EU brands the military wing of Hezbollah as 'terror organisation'
The European Union has declared the military wing of Hezbollah to be a terrorist organisation.
Britain and Holland overturned the EU's previous opposition to the blacklisting, which follows evidence suggesting that the radical Shia movement based in south Lebanon was behind a suicide bombing in Bulgaria last year that killed five Israeli tourists and their Bulgarian driver.
Britain's foreign secretary William Hague welcomed the decision by EU foreign ministers in Brussels, saying: "In reaching this agreement, the EU has sent a clear message that it stands united against terrorism.
"It shows that no organisation can carry out terrorist acts on European soil, such as the appalling attack in Bulgaria one year ago, without facing the consequences."
This measure will freeze any funds in the EU linked to Hezbollah's military wing, although whether that will be a significant blow is unclear. Mr Hague denied that the blacklisting would destabilise Lebanon, where Hezbollah's allies are part of the government.
"Designation will do nothing to affect the EU's and the UK's strong relationship with, and support for, Lebanon. As we have shown by our recent large increases in security and humanitarian assistance to Lebanon, the UK remains deeply committed to its stability," he said.
But Tanaiste Eamon Gilmore voiced reservations about the blacklisting of Hezbollah's military wing.
The Government was concerned the EU move could destabilise the country, where Irish peacekeeping troops are currently serving.
Mr Gilmore attended the meeting of EU foreign ministers in Brussels, where the decision on adding the organisation to its blacklist of terrorist organisations was taken.
Prior to the meeting, the Tanaiste urged caution because Hezbollah was a key part of the current Lebanese government.
The decision draws a distinction between Hezbollah's military wing and the rest of the organisation.

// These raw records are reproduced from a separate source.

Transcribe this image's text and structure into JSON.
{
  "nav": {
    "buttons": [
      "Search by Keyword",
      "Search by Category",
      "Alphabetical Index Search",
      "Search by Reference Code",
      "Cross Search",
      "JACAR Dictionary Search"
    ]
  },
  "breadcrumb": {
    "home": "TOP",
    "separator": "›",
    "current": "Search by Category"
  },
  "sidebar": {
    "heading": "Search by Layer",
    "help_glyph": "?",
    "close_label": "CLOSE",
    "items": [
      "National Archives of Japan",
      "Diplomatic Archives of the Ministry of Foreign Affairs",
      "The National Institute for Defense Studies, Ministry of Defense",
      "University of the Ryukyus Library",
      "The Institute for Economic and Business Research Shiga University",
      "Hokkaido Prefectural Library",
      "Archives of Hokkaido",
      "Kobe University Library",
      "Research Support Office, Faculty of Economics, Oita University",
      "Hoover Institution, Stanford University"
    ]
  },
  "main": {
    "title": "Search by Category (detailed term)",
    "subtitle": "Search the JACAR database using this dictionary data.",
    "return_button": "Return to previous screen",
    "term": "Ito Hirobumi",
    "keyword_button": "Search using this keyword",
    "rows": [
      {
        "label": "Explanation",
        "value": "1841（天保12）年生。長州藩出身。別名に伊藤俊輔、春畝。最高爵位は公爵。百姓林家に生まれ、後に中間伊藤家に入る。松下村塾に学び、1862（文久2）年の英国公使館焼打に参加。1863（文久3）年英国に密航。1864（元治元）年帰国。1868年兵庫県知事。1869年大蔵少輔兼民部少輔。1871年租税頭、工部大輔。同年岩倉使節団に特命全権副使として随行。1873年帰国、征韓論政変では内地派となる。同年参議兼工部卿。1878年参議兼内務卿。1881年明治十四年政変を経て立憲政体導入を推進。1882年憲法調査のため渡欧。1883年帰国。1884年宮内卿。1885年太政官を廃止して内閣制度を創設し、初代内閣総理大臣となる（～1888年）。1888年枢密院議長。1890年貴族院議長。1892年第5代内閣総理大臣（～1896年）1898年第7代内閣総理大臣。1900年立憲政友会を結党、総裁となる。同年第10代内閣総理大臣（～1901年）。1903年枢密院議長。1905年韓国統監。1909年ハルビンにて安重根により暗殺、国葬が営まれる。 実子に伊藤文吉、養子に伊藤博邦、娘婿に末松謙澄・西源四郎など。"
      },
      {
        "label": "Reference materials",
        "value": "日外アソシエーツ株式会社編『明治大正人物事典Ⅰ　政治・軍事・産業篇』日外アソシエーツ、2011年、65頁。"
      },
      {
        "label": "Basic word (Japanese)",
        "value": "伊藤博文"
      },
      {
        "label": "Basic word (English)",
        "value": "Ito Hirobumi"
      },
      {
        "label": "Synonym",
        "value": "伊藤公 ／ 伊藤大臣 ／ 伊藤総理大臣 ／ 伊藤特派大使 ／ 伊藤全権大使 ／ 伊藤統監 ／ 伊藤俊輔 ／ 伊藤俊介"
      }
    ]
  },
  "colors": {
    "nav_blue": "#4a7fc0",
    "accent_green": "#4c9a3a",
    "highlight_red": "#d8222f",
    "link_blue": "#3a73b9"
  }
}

EU countries will still be able to have links with Hezbollah's political leadership and European aid for Lebanon's government will be unaffected.
A key factor behind the new policy was Hezbollah's intervention in Syria's civil war on the side of President Bashar al-Assad.
Benjamin Netanyahu, the Israeli prime minister, welcomed the announcement, saying Hezbollah "has imposed terrorist rule on wide sections of Lebanon, has converted them into an Iranian protectorate and is stockpiling tens of thousands of rockets there". (© Daily Telegraph, London)